  • Avoid weaknesses : If a golfer has a weakness in a particular golf swing, he can avoid this by managing his game. Jack Nicklaus, for example, had a poor bunker game and strategically avoided playing near the bunkers during the long game.
  • Lightning and thunderstorms : Since golf clubs are made of metal, a golf shot should not be performed during thunderstorms. Professional golfer Lee Trevino was struck by lightning at the Western Open near Chicago in 1975 (and survived).

Humanities aspects of golf swing

Proportioning of the human body according to Vitruvius (drawing by Da Vinci). Belly button as the physical center of circular movements in space.

Although the humanities aspects of the golf swing currently receive little attention, they are a traditional topic. The golf stroke embodies a geometry applied to the proportions of the respective human body, which enables people and their tools (clubs) to establish contact with the vast landscape ( world ) through physical intervention on a point in space (ball) . The center of the elliptical and circular rotational movements is the navel according to the proportion studies by the architect Vitruvius.
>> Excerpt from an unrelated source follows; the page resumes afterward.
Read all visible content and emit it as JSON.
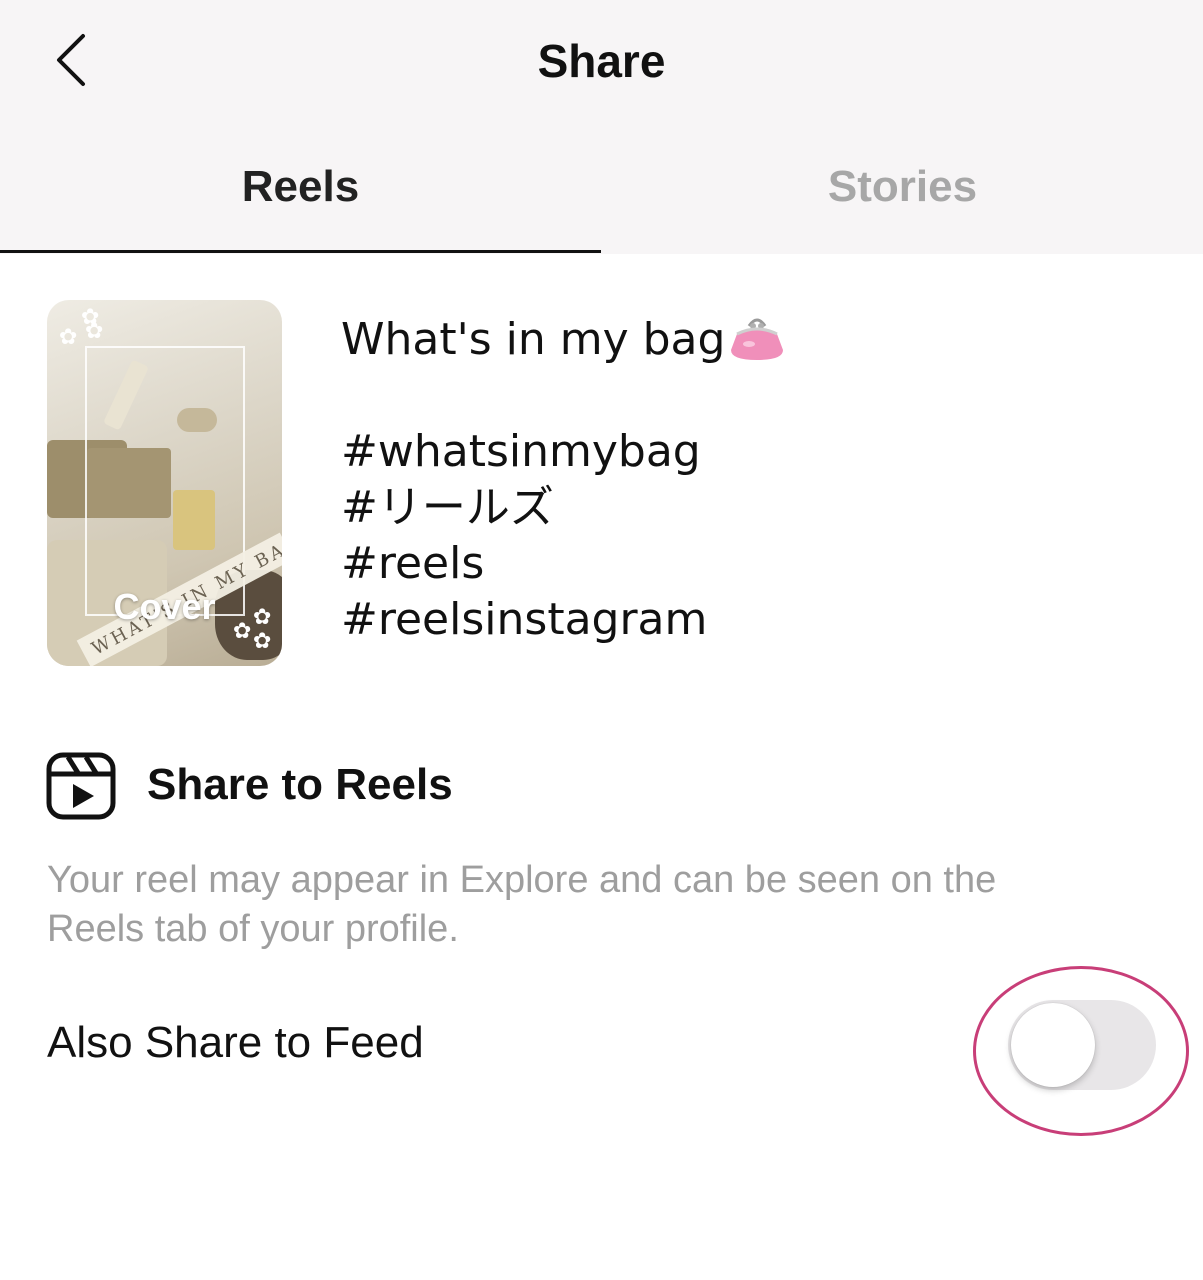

The head embodies an almost immobile mental constant in the course of movement. The arms are raised and swing freely up into the firmament . The legs are solid foundations and pillars of the player. As development progresses, the golfer is consequently assigned an expanded awareness of geometric and worldly relationships, which lead into a philosophical construct that is able to contribute to his incarnation . On closer inspection, the golf swing is a form of architecture that is directly applied to humans .
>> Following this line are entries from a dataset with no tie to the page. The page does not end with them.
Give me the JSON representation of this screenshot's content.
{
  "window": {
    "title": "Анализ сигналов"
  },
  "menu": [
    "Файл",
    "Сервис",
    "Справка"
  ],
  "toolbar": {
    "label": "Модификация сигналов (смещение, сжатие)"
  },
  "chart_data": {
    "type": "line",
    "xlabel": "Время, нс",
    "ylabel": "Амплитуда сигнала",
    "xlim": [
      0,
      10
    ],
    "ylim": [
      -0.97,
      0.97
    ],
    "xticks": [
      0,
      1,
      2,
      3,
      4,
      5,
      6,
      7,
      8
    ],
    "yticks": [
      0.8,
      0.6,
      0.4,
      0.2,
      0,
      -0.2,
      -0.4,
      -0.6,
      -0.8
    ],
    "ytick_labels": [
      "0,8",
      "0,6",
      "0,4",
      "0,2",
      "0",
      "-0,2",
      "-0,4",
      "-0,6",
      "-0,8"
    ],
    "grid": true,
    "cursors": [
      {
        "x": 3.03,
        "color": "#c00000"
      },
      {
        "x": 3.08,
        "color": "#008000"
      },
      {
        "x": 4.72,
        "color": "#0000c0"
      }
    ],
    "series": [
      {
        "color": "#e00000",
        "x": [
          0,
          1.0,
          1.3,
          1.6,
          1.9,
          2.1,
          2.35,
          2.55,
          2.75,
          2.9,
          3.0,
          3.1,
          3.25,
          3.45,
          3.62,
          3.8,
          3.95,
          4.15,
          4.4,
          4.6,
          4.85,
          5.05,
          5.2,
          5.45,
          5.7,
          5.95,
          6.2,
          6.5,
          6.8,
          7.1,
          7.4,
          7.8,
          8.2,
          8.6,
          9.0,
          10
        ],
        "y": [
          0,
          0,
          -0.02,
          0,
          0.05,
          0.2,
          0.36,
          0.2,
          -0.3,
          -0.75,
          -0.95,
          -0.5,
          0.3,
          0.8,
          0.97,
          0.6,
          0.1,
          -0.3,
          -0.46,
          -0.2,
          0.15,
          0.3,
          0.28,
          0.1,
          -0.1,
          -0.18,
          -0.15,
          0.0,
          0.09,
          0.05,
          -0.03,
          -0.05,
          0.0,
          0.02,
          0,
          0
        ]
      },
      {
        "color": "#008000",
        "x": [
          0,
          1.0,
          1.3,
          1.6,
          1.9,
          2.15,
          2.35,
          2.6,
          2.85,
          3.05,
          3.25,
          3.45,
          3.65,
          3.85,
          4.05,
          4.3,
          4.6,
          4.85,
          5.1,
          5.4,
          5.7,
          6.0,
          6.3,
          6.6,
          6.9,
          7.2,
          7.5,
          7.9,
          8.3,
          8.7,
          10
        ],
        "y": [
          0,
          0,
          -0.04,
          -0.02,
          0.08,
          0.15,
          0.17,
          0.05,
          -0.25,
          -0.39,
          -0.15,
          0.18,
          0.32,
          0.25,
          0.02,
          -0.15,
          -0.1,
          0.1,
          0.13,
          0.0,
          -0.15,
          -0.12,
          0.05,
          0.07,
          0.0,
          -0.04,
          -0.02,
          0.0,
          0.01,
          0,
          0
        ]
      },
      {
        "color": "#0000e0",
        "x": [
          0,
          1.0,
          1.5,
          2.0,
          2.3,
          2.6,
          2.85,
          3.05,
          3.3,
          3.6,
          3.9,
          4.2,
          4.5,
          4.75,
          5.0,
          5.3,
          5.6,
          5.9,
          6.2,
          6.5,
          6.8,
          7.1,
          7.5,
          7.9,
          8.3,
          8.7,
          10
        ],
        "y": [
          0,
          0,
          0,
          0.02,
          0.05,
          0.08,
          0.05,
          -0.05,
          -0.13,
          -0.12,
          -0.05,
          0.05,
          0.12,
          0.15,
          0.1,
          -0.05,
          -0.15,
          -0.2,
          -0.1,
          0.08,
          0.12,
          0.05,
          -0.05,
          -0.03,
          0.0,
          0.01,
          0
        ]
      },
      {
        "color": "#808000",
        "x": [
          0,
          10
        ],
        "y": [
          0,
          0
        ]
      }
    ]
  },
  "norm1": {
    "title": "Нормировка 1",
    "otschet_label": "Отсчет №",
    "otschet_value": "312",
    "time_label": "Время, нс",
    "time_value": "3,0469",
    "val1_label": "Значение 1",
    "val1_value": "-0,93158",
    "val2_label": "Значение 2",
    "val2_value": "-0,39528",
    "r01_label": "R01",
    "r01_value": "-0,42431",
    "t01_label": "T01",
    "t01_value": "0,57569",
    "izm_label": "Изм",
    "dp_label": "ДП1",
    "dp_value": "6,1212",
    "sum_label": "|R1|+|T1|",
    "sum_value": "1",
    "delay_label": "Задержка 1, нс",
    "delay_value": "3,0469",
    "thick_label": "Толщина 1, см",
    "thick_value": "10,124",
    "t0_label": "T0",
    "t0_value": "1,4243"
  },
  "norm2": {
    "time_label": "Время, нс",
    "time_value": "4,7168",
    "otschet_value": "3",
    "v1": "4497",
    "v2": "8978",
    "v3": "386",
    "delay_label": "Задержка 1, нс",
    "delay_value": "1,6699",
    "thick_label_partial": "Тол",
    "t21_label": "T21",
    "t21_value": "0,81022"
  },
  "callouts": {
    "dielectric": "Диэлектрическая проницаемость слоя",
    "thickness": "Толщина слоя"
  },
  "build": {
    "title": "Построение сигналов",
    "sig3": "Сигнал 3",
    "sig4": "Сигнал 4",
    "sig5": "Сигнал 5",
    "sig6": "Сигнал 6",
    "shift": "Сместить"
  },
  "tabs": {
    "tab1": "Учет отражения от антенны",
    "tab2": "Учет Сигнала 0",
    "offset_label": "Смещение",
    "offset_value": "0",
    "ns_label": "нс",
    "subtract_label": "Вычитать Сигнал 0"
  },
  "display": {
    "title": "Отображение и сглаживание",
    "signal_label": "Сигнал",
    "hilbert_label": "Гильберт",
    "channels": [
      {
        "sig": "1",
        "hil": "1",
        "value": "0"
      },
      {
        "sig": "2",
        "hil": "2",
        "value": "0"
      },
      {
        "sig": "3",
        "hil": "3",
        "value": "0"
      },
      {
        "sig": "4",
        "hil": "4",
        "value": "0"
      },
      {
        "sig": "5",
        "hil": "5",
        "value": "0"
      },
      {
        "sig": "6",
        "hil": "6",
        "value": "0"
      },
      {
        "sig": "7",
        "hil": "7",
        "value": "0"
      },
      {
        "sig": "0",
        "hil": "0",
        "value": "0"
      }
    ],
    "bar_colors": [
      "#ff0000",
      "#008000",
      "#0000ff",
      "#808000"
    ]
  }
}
Records and curiosities

Golf in space at the Old Pro Golf Space Course in Maryland.
  • Alan Shepard played the first golf swing on the moon (Apollo 14, 1971 ). Obstructed by the astronaut suit, he could only hit with one hand, but in the second attempt he managed a punch over about 350 m (with 6 iron).
  • Kelly Murray scored the longest golf shot (according to the Guinness Book ) in 1990: The ball flew (and rolled) 684.8 yards (approx. 610 m) over an airport runway.
  • Mike Dobbyn achieved the longest tee shot in a tournament on a golf course with 551 yards (approx. 503 m).
  • The longest hole-in-one over 406 meters was played in 1965 by Robert Mitera at the Miracle Hills Golf Club in Omaha, Nebraska .
  • In 2006, the astronaut Mikhail Tyurin hit a golf ball from the space station ISS towards Earth, which circled the earth 48 times within three days.
  • The professional golfer Jim White sank 16 balls in one round in the tournament at a hole in the same water hazard.

Web links

Individual evidence

  1. Dave Pelz's " Short Game Bible " - Chapter 7 "The Pitch" - Hardcover: 448 pages Publisher: Doubleday; Edition: 1 (May 11, 1999) Language: English ISBN 978-0-7679-0344-8
  2. Dave Pelz's " Short Game Bible " - Chapter 8 "Chipping and the Bump and Run" - Hardcover: 448 pages Publisher: Doubleday; Edition: 1 (May 11, 1999) Language: English ISBN 978-0-7679-0344-8 .
  3. Dave Pelz's Putting Bible Hardcover: 416 pages Publisher: Doubleday (June 6, 2000) Language: English ISBN 978-0-385-50024-1
  4. Jack Nicklaus "Golf My Way" paperback: 304 pages Publisher: Simon & Schuster; Edition: ed (March 7, 2005) Language: English ISBN 0-7432-6712-5 .
  5. Ben Hogan " The Golf Swing " Chapter 3 - Hardcover: 120 pages Publisher: van Eck Verlag; Edition: 5 (September 15, 2016) ISBN 978-3-905501-51-3 .
  6. Harvey Penick: "Little Red Book" Hardcover: 208 pages Publisher: Simon & Schuster; Edition: Anniversary (May 8, 2012) Language: English, ISBN 978-1-4516-8321-9 .
  7. Ben Hogan “ The Golf Swing ”, Chapter 1 “The Handle” - Hardcover: 120 pages Publisher: van Eck Verlag; Edition: 5 (September 15, 2016) ISBN 978-3-905501-51-3 .
  8. Gary McCord " Golf for Dummies " Paperback: 338 pages Publisher: Wiley-VCH; Edition: 4th (September 11, 2019) Language: German ISBN 978-3-527-71504-6
  9. Dr. Bob Rotella " Golf is not a Game of Perfect " - 224 pages Publisher: Simon & Schuster; Language: English ISBN 0-684-80364-X
  10. Süddeutsche about Stetson's abandonment of the game
  11. ^ Trevino, two others survive lightning bolts . In: Eugene Register-Guard , June 28, 1975, p. 1B. 
  12. ^ Trevino's survival a minor miracle . In: Eugene Register-Guard , June 29, 1975, p. 1B.